2:00 pm in 243 Altgeld Hall,Thursday, November 3, 2005

The Distal Points of a Cascade

Robert Kaufman (UIUC Math)

Abstract: A cascade is a system (X, f), where X is a compact metric space and f a homeomorphism of X onto X. A pair (x,y) of points is called proximal if the infimum of d(f^nx,f^ny) is 0; otherwise the pair is distal. A point is distal if it is proximal only to itself. The distal concept is central in dynamics. How bad (or good) can the set of distal points be? We provide an answer via flows in the plane (these flows flow; they don't jump).

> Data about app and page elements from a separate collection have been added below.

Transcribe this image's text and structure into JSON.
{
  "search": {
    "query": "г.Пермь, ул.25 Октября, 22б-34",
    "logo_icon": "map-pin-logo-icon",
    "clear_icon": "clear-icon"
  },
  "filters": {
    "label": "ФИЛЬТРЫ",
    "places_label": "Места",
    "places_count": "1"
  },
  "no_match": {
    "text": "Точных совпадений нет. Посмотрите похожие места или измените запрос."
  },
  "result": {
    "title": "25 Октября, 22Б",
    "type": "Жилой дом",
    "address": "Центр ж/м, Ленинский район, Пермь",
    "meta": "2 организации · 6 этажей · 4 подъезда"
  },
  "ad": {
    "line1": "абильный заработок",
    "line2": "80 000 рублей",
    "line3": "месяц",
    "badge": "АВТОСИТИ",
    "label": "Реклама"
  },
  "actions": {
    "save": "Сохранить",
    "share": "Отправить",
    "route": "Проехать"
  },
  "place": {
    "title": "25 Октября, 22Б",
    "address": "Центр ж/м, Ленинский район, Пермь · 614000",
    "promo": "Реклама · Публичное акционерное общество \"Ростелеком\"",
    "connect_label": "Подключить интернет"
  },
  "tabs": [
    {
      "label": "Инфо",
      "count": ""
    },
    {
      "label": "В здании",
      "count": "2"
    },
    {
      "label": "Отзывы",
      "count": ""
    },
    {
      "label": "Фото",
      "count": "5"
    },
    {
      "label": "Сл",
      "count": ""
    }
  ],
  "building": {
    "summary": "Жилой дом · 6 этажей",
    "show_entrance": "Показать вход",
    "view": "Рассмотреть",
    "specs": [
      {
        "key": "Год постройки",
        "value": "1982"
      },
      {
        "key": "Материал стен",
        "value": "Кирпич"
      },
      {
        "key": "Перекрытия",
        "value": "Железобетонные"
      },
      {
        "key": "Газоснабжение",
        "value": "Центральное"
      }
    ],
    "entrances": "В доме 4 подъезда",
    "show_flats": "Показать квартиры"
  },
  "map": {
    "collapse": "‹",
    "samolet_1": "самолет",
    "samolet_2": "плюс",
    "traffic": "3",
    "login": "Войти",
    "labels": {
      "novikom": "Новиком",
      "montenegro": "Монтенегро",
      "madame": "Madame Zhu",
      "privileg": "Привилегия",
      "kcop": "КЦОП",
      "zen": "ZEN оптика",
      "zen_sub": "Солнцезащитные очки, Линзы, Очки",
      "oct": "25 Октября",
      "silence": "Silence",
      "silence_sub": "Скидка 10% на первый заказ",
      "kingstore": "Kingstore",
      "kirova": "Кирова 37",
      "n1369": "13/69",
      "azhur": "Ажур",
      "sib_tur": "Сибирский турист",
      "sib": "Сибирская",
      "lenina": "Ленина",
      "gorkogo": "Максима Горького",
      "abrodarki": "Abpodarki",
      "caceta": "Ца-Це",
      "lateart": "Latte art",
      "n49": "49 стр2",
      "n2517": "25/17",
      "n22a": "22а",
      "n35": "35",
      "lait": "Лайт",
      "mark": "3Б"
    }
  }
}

3:00 pm in 345 Altgeld Hall,Thursday, November 3, 2005

Probability estimates for random walks with barriers

Kevin Ford (UIUC Math)

Abstract: Abstract: We consider a recurrent random walk S_0, S_1, ..., where S_j = X_1 + ... + X_j and the X_j are i.i.d. random variables with mean 0 and variance 1. We prove very precise estimates for the probability that S_j < y (j=0,1,...,n-1) given that S_n = x, under very general conditions on the distribution of X_i. We will discuss an application of these bounds to the theory of order ststistics, giving a sharpening and generalization of an estimate of Smirnov from 1939.

4:00 pm in 245 Altgeld Hall,Thursday, November 3, 2005

Mathematical Models of Viscoelastic Fluids: Wormlike Micelles

Pamela Cook (University of Delaware)

Abstract: Modeling challenges in describing flows of viscoelastic (polymer) solutions will be described as well as the physical measurements that support the modeling process and that indicate the need for model predictions. Special attention will be given to flows of "living polymers", that is wormlike micelles. Both kinetic theory and network theory will be introduced, with some inclusion of and description of reptation theory. The challenges of solving the resulting nonlinear partial differential equation system in an inhomogeneous flow will be described. Host: Rinat Kedem

7:30 pm in Foellinger Auditorium,Thursday, November 3, 2005

An Evening with Barry Greenstein: UIUC alumnus, mathematician, author of "Ace on the River,"and world-renowned poker player.

Abstract: Barry Greenstein was an undergraduate computer science major and a mathematics graduate student at the University of Illinois in the 1970s and 1980s. He is one of the world's very best professional poker players, and the author of the acclaimed book "Ace on the River." Sometimes known as "the Robin Hood of poker," Greenstein has donated millions of dollars of his tournament winnings to charity over the past several years.
Free and open to the public. General admission--no tickets required.